Your health care provider can perform lab tests to confirm if it's strep throat and offer antibiotics to treat the bacterial infection.
"If a child has other symptoms, such as a runny nose, sneezing, coughing, it's highly unlikely we're dealing with strep throat," Ardon says.

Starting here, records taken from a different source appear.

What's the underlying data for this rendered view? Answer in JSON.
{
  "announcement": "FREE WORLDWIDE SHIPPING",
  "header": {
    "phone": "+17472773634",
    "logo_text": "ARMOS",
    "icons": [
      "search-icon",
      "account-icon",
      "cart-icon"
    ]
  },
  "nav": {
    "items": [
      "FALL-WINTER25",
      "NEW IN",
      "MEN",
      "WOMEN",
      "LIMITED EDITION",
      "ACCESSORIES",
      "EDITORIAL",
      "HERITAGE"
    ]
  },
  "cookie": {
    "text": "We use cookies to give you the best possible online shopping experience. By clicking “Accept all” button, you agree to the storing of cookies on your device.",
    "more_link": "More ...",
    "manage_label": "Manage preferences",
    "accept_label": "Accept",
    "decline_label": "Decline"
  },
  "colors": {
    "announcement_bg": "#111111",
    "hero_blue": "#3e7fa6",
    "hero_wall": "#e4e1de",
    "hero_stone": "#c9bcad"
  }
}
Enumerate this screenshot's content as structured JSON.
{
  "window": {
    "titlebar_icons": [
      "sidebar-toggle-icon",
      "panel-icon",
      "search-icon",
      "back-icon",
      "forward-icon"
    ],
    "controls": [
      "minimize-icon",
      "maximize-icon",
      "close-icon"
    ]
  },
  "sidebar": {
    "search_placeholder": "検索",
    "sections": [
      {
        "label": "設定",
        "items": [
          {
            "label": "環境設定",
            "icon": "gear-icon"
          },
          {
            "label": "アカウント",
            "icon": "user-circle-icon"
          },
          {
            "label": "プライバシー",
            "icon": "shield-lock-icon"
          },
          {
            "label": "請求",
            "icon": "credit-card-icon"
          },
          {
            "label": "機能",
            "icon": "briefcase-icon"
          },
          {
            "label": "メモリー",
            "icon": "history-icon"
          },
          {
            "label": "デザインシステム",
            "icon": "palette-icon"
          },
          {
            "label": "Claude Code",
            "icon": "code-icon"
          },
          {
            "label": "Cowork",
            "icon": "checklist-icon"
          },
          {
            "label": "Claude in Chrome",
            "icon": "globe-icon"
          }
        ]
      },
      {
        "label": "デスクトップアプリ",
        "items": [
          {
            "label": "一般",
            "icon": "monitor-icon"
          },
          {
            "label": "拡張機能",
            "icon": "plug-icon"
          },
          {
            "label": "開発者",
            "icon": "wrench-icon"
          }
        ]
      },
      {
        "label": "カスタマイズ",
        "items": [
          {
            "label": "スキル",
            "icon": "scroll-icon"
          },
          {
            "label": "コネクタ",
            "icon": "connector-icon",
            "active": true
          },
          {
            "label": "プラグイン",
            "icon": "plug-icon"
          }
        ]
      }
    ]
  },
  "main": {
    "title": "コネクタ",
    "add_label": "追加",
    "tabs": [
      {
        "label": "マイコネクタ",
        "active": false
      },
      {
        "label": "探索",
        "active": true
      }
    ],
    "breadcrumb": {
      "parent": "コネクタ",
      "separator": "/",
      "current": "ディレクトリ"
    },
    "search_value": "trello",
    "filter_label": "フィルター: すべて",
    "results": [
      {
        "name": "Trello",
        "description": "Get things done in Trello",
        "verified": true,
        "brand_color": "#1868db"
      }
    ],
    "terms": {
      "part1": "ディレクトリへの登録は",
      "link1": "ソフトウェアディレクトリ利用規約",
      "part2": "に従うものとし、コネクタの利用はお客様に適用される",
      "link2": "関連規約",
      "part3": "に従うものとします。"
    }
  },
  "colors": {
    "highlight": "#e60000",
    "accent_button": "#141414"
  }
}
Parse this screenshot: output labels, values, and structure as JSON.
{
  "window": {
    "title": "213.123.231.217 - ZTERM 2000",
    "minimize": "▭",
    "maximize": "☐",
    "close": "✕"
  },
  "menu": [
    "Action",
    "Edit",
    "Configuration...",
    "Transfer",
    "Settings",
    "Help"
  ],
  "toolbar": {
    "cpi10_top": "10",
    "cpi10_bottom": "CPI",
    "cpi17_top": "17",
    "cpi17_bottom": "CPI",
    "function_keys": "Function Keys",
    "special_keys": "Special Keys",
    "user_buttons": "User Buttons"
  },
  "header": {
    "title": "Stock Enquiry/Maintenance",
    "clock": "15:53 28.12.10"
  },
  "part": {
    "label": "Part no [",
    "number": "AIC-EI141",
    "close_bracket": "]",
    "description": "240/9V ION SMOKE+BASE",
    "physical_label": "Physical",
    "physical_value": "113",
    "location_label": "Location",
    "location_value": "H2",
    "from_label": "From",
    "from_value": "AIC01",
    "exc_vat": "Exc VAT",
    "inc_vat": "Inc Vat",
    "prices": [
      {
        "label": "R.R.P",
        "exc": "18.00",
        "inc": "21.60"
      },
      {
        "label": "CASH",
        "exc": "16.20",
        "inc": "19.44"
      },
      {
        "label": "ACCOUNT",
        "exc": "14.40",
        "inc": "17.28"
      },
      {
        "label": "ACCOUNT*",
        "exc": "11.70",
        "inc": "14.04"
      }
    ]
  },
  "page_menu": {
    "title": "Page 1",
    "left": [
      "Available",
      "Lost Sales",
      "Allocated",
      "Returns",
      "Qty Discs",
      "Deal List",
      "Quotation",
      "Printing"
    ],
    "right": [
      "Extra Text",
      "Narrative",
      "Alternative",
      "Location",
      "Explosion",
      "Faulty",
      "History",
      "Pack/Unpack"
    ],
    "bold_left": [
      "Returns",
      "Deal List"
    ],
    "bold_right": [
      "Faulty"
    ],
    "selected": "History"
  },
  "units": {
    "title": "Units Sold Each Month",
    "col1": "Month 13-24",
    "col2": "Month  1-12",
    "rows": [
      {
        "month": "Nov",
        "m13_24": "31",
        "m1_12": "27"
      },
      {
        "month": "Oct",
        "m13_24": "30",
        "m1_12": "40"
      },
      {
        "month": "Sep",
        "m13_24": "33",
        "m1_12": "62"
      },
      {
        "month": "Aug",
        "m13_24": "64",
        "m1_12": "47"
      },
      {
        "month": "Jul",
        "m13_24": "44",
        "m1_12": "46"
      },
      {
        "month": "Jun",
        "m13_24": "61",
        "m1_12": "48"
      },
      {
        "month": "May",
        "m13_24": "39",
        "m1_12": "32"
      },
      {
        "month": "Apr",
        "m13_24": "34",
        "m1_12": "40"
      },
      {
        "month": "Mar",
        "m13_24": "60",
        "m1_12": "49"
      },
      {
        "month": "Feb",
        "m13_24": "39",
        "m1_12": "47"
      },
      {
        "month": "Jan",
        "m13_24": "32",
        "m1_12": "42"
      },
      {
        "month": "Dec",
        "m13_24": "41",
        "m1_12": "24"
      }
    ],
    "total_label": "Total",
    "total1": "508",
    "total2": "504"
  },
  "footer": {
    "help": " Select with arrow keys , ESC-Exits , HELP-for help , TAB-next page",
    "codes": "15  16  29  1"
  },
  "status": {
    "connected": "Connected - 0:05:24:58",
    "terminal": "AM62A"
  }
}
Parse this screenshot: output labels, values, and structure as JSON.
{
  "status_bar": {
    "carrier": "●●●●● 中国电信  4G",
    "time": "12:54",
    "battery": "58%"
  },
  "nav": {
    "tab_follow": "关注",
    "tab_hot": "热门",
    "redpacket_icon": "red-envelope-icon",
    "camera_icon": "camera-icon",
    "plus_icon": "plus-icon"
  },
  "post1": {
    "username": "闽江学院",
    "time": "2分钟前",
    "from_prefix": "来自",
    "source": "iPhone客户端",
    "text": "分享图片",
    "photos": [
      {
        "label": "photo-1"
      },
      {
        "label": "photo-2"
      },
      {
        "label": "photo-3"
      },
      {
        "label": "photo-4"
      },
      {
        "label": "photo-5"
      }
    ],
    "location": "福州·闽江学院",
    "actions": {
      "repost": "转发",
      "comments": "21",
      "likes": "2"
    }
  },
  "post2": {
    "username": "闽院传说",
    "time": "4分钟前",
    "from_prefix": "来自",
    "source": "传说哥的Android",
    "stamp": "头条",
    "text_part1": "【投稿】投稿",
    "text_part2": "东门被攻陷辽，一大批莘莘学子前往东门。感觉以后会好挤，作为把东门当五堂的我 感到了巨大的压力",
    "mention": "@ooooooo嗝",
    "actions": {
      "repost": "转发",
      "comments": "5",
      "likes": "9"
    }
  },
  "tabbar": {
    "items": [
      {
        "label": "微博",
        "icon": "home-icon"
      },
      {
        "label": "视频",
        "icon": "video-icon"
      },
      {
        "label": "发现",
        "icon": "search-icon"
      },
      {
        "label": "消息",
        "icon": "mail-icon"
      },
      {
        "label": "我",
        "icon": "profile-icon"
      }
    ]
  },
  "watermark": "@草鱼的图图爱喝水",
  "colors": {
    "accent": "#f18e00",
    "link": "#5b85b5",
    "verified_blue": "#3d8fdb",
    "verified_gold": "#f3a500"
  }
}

Plenty of rest and warm, soothing liquids will help. And make sure your child has been immunized with a flu vaccine.